What the exercise asks:
Pictures do not belong in the copy; print every entry exactly as it stands.

=== Section Start ===

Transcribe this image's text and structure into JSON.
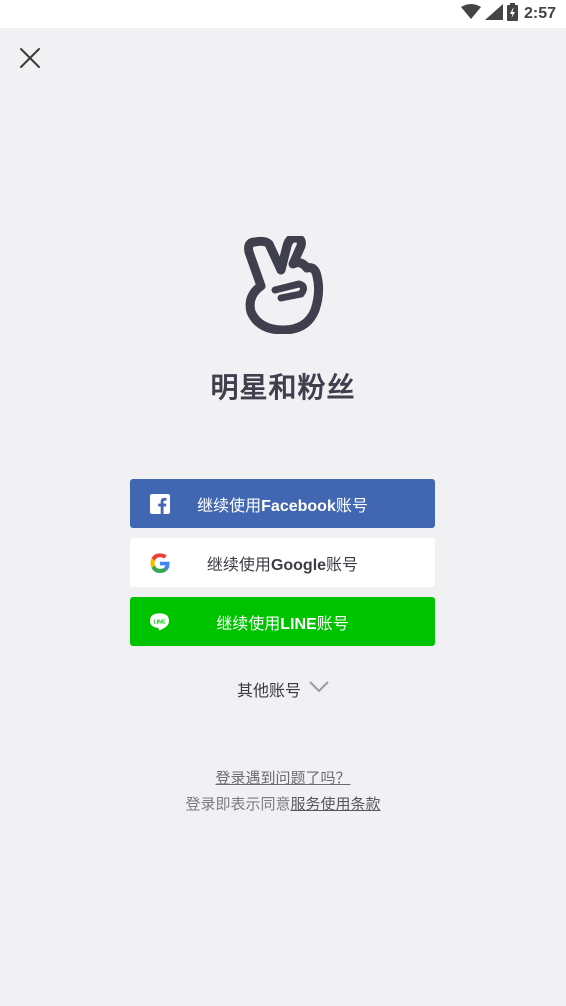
{
  "status_bar": {
    "time": "2:57",
    "icons": [
      "wifi-icon",
      "signal-icon",
      "battery-icon"
    ]
  },
  "header": {
    "close_icon": "close-icon"
  },
  "app": {
    "logo_icon": "v-hand-logo-icon",
    "title": "明星和粉丝"
  },
  "login": {
    "facebook": {
      "icon": "facebook-icon",
      "prefix": "继续使用",
      "brand": "Facebook",
      "suffix": "账号",
      "color": "#4267b2"
    },
    "google": {
      "icon": "google-icon",
      "prefix": "继续使用",
      "brand": "Google",
      "suffix": "账号",
      "color": "#ffffff"
    },
    "line": {
      "icon": "line-icon",
      "prefix": "继续使用",
      "brand": "LINE",
      "suffix": "账号",
      "color": "#00c300"
    },
    "other_accounts": "其他账号"
  },
  "footer": {
    "trouble": "登录遇到问题了吗？",
    "terms_prefix": "登录即表示同意",
    "terms_link": "服务使用条款"
  }
}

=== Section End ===

Answer space:
Transcribe this image's text and structure into JSON.
{
  "status_bar": {
    "time": "2:57",
    "icons": [
      "wifi-icon",
      "signal-icon",
      "battery-icon"
    ]
  },
  "header": {
    "close_icon": "close-icon"
  },
  "app": {
    "logo_icon": "v-hand-logo-icon",
    "title": "明星和粉丝"
  },
  "login": {
    "facebook": {
      "icon": "facebook-icon",
      "prefix": "继续使用",
      "brand": "Facebook",
      "suffix": "账号",
      "color": "#4267b2"
    },
    "google": {
      "icon": "google-icon",
      "prefix": "继续使用",
      "brand": "Google",
      "suffix": "账号",
      "color": "#ffffff"
    },
    "line": {
      "icon": "line-icon",
      "prefix": "继续使用",
      "brand": "LINE",
      "suffix": "账号",
      "color": "#00c300"
    },
    "other_accounts": "其他账号"
  },
  "footer": {
    "trouble": "登录遇到问题了吗？",
    "terms_prefix": "登录即表示同意",
    "terms_link": "服务使用条款"
  }
}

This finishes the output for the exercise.